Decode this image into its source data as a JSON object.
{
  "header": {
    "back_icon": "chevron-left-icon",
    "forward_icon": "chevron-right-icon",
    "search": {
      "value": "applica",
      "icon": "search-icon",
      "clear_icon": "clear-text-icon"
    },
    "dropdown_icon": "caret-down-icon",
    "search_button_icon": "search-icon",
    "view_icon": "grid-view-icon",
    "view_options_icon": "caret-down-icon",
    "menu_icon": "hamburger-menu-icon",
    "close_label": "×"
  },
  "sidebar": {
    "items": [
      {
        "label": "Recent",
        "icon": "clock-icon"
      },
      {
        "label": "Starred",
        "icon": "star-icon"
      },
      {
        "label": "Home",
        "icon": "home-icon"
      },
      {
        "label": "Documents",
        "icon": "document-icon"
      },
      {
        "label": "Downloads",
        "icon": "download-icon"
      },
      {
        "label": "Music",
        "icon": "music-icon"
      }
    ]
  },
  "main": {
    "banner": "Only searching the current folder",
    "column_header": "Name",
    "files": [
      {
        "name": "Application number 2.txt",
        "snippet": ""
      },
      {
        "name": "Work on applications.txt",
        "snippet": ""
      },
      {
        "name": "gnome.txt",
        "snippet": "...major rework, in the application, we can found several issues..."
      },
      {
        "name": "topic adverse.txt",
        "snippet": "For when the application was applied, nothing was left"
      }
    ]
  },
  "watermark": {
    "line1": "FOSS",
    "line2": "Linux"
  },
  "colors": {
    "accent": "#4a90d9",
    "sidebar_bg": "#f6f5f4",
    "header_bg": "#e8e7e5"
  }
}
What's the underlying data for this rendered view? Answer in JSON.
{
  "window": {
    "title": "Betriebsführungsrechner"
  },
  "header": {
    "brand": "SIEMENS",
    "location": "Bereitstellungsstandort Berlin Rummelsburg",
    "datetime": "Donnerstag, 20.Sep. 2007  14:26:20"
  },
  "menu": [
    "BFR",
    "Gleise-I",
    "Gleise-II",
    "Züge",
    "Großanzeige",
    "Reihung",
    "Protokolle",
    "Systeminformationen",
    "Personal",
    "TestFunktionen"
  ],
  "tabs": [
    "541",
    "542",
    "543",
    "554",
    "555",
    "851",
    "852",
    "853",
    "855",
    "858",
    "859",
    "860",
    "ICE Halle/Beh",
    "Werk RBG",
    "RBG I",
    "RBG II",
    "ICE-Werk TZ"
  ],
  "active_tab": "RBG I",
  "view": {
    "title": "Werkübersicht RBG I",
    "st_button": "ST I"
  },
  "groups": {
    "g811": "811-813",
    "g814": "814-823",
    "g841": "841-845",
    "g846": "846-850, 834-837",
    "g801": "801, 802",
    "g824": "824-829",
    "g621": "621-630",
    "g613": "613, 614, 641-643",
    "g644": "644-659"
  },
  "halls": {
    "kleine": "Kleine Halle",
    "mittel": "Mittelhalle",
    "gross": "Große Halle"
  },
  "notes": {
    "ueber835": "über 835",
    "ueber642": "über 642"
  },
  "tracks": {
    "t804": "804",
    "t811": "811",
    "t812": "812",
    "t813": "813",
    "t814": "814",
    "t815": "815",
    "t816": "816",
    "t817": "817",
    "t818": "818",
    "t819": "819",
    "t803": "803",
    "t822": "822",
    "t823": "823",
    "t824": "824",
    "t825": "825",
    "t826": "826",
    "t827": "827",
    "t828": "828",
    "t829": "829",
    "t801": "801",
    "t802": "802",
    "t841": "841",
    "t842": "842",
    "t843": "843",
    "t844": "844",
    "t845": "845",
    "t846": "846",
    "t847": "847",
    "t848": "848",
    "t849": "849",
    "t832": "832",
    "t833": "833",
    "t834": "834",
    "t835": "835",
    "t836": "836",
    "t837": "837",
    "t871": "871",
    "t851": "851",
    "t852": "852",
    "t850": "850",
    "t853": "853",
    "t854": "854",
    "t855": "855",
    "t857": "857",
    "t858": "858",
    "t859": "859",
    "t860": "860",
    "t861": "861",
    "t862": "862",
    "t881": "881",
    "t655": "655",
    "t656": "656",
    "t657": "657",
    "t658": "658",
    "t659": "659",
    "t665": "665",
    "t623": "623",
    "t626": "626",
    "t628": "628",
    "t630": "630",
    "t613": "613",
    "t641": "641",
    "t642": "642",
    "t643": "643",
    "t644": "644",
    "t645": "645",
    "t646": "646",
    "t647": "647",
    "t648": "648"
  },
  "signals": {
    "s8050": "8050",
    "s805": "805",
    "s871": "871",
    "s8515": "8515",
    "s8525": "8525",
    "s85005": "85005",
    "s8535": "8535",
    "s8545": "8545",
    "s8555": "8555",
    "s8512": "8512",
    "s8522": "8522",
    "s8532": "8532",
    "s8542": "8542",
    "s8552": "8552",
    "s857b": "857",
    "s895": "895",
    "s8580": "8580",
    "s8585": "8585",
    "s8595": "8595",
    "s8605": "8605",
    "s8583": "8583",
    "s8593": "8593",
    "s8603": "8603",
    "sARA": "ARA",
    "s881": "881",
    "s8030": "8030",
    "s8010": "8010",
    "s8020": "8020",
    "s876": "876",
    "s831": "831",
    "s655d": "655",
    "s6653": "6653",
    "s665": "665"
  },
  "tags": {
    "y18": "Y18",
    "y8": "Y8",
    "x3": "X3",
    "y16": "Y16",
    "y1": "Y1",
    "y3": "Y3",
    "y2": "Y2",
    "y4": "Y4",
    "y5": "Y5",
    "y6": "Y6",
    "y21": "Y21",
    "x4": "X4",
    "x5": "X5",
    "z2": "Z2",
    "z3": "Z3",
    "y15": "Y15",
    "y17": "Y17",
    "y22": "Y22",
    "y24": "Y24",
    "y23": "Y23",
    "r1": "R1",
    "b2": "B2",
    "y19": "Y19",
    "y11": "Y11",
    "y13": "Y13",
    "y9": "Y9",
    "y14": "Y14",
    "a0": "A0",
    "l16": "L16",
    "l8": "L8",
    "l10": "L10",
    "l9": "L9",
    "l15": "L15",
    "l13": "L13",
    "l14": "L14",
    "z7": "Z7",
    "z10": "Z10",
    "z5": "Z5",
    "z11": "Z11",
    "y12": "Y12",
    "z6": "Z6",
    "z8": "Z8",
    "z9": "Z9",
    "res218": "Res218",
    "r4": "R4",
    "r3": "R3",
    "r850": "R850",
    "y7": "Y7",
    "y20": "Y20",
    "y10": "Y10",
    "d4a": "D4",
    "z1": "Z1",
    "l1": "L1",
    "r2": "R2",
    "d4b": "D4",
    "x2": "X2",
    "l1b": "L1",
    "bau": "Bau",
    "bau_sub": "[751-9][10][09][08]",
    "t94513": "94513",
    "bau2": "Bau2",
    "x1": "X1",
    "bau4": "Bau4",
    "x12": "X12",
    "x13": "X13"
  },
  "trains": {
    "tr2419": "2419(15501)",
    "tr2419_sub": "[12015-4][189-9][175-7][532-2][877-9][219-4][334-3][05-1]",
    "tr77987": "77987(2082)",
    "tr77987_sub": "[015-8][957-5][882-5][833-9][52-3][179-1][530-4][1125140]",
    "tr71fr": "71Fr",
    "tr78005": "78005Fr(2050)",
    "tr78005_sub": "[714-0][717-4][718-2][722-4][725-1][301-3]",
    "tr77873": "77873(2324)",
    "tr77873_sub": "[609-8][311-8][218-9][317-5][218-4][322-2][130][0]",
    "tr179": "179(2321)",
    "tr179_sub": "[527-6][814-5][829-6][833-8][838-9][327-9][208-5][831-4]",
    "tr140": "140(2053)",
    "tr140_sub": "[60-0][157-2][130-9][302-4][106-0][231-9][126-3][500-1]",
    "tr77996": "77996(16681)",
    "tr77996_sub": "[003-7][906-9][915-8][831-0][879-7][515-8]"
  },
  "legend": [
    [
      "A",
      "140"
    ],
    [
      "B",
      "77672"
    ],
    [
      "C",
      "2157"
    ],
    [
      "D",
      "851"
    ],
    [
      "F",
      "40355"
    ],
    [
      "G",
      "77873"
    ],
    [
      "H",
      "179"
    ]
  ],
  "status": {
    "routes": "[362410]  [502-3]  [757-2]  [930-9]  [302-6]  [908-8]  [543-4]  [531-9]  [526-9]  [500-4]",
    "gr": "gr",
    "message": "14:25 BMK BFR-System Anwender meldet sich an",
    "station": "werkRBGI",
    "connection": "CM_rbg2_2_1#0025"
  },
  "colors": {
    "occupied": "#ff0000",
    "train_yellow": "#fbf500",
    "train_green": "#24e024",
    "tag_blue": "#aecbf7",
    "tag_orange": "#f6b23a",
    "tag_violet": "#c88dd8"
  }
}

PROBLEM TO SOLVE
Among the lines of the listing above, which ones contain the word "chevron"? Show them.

EXPECTED OUTPUT
    "back_icon": "chevron-left-icon",
    "forward_icon": "chevron-right-icon",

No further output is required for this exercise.